A 5-foot rotary screw trap. Last seen upriver sampling outmigrating young-of-the-year salmonids at 1,300 cfs.
The high river flows occurring throughout most of California right now may be good for fish, but they’re not always so good for fisheries monitoring equipment. This rotary screw trap had a difficult time the other night when flows increased from less than 2,000 cfs to over 15,000 cfs, in only a couple of hours. Generally, high flows created by wet winters benefit fish by providing cool well oxygenated water. This particular river system is known to be “flashy”, with spikes in high flows. So, we knew from the outset that this river might pose challenges.
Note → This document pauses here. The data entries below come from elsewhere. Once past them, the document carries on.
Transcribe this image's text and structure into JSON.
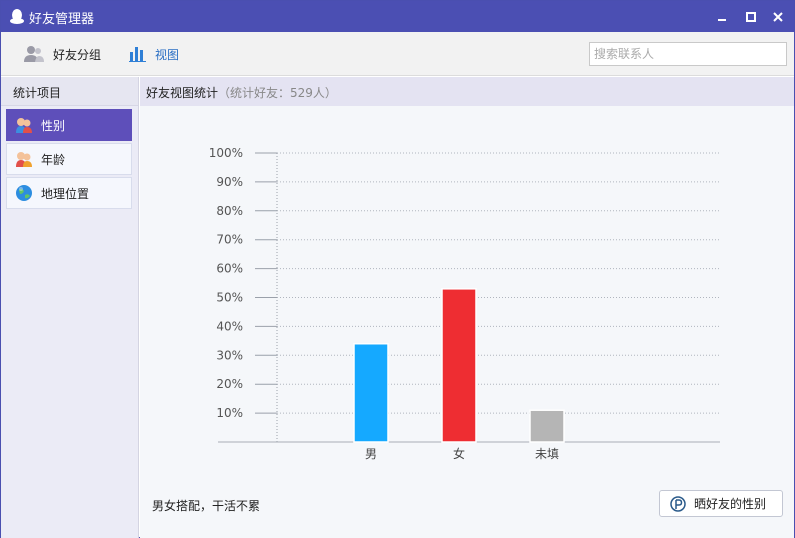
{
  "window": {
    "title": "好友管理器"
  },
  "toolbar": {
    "groups_label": "好友分组",
    "view_label": "视图",
    "search_placeholder": "搜索联系人"
  },
  "sidebar": {
    "header": "统计项目",
    "items": [
      {
        "label": "性别",
        "icon": "gender-icon",
        "active": true
      },
      {
        "label": "年龄",
        "icon": "age-icon",
        "active": false
      },
      {
        "label": "地理位置",
        "icon": "globe-icon",
        "active": false
      }
    ]
  },
  "content": {
    "title": "好友视图统计",
    "subtitle": "（统计好友：529人）",
    "footer_text": "男女搭配，干活不累",
    "share_label": "晒好友的性别"
  },
  "colors": {
    "titlebar": "#4b4fb3",
    "active_item": "#5e4fba",
    "male": "#15a9ff",
    "female": "#ee2d32",
    "unknown": "#b5b5b5"
  },
  "chart_data": {
    "type": "bar",
    "categories": [
      "男",
      "女",
      "未填"
    ],
    "values": [
      34,
      53,
      11
    ],
    "ylim": [
      0,
      100
    ],
    "yticks": [
      "10%",
      "20%",
      "30%",
      "40%",
      "50%",
      "60%",
      "70%",
      "80%",
      "90%",
      "100%"
    ],
    "ytick_values": [
      10,
      20,
      30,
      40,
      50,
      60,
      70,
      80,
      90,
      100
    ],
    "grid": true
  }
}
Although we’ve lost traps in the past for a variety of reasons, including high flows and vandalism, this is not the worst condition we have ever found a trap in. Lucky, the trap was recovered approximately 1,000 yds. down river and sustained relatively little damage. Disassembling the pontoons and other small components was relatively easy, but we then spent the rest of the day digging the cone out of the sand and debris. By the end of the day the trap components were loaded on a trailer and transported back to our FABLAB where repairs are underway. We anticipate the trap will be back in action catching young-of-the-year salmon and trout in a few days.
Photo source: FISHBIO